/---

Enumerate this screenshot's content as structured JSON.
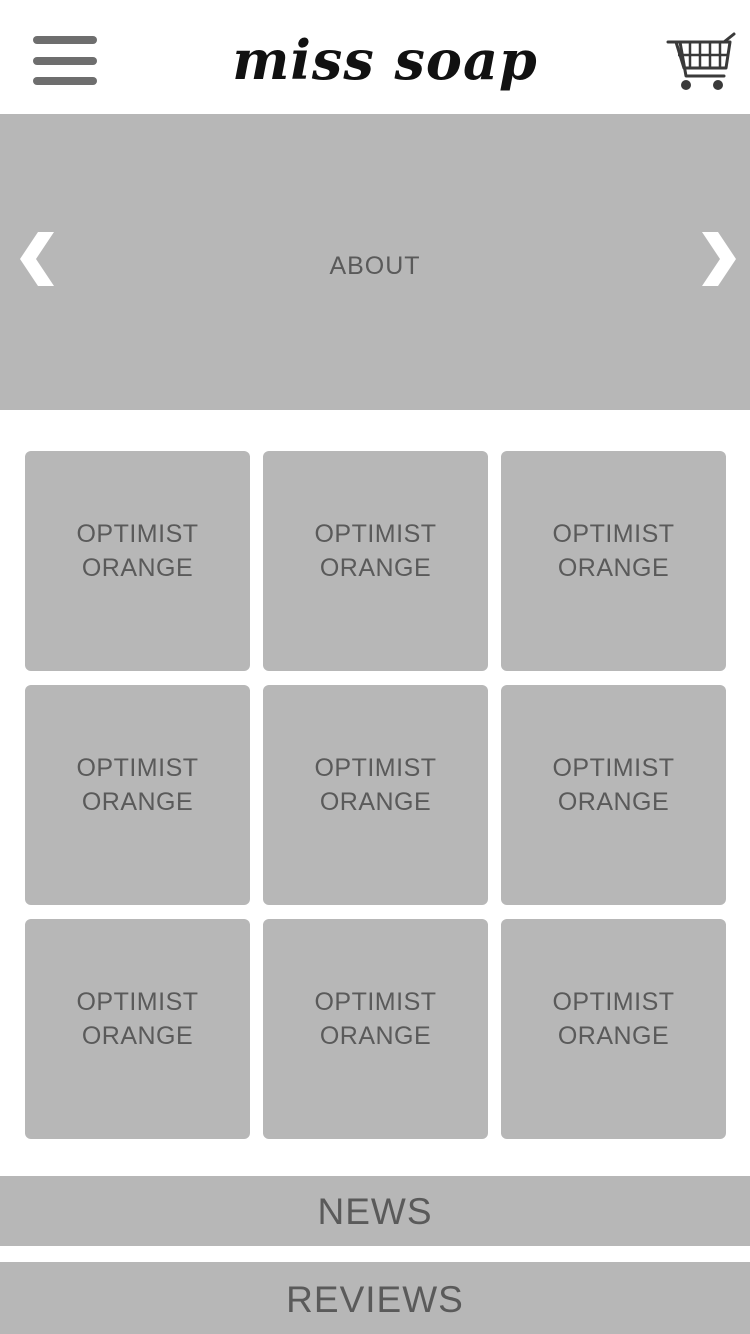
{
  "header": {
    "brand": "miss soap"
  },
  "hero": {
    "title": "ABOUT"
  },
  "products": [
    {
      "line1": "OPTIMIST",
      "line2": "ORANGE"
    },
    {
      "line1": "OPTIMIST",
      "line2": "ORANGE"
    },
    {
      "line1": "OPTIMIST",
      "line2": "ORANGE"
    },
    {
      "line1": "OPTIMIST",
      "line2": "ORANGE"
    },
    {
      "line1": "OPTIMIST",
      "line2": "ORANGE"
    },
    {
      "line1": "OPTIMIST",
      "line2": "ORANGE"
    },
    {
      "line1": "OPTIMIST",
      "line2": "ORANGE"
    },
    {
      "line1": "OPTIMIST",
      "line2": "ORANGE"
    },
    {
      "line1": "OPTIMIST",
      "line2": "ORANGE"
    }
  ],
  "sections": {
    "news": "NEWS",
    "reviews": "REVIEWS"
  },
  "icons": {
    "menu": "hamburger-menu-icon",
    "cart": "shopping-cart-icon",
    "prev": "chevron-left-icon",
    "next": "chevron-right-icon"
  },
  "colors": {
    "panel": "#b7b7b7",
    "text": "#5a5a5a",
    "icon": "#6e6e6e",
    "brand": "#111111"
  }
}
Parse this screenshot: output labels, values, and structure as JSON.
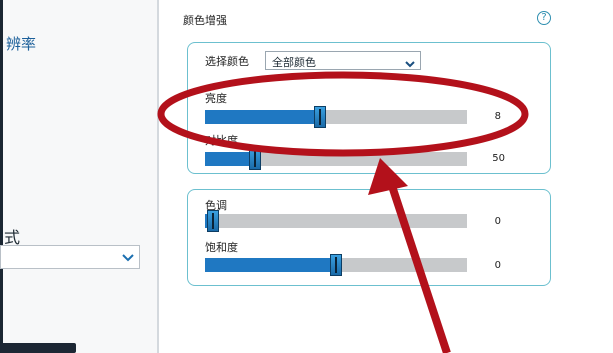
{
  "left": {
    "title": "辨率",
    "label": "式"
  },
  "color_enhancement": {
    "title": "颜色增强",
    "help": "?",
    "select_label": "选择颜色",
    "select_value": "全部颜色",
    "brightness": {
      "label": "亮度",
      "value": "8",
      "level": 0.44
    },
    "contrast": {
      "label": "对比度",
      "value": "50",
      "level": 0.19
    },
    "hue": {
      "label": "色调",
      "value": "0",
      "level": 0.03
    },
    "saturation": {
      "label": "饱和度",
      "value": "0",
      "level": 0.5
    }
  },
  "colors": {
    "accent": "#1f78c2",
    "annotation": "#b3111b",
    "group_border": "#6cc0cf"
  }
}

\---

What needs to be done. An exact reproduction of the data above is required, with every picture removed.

Answer space.
Enumerate this screenshot's content as structured JSON.
{
  "header": {
    "brand": "miss soap"
  },
  "hero": {
    "title": "ABOUT"
  },
  "products": [
    {
      "line1": "OPTIMIST",
      "line2": "ORANGE"
    },
    {
      "line1": "OPTIMIST",
      "line2": "ORANGE"
    },
    {
      "line1": "OPTIMIST",
      "line2": "ORANGE"
    },
    {
      "line1": "OPTIMIST",
      "line2": "ORANGE"
    },
    {
      "line1": "OPTIMIST",
      "line2": "ORANGE"
    },
    {
      "line1": "OPTIMIST",
      "line2": "ORANGE"
    },
    {
      "line1": "OPTIMIST",
      "line2": "ORANGE"
    },
    {
      "line1": "OPTIMIST",
      "line2": "ORANGE"
    },
    {
      "line1": "OPTIMIST",
      "line2": "ORANGE"
    }
  ],
  "sections": {
    "news": "NEWS",
    "reviews": "REVIEWS"
  },
  "icons": {
    "menu": "hamburger-menu-icon",
    "cart": "shopping-cart-icon",
    "prev": "chevron-left-icon",
    "next": "chevron-right-icon"
  },
  "colors": {
    "panel": "#b7b7b7",
    "text": "#5a5a5a",
    "icon": "#6e6e6e",
    "brand": "#111111"
  }
}
Parse this screenshot: output labels, values, and structure as JSON.
{
  "left": {
    "title": "辨率",
    "label": "式"
  },
  "color_enhancement": {
    "title": "颜色增强",
    "help": "?",
    "select_label": "选择颜色",
    "select_value": "全部颜色",
    "brightness": {
      "label": "亮度",
      "value": "8",
      "level": 0.44
    },
    "contrast": {
      "label": "对比度",
      "value": "50",
      "level": 0.19
    },
    "hue": {
      "label": "色调",
      "value": "0",
      "level": 0.03
    },
    "saturation": {
      "label": "饱和度",
      "value": "0",
      "level": 0.5
    }
  },
  "colors": {
    "accent": "#1f78c2",
    "annotation": "#b3111b",
    "group_border": "#6cc0cf"
  }
}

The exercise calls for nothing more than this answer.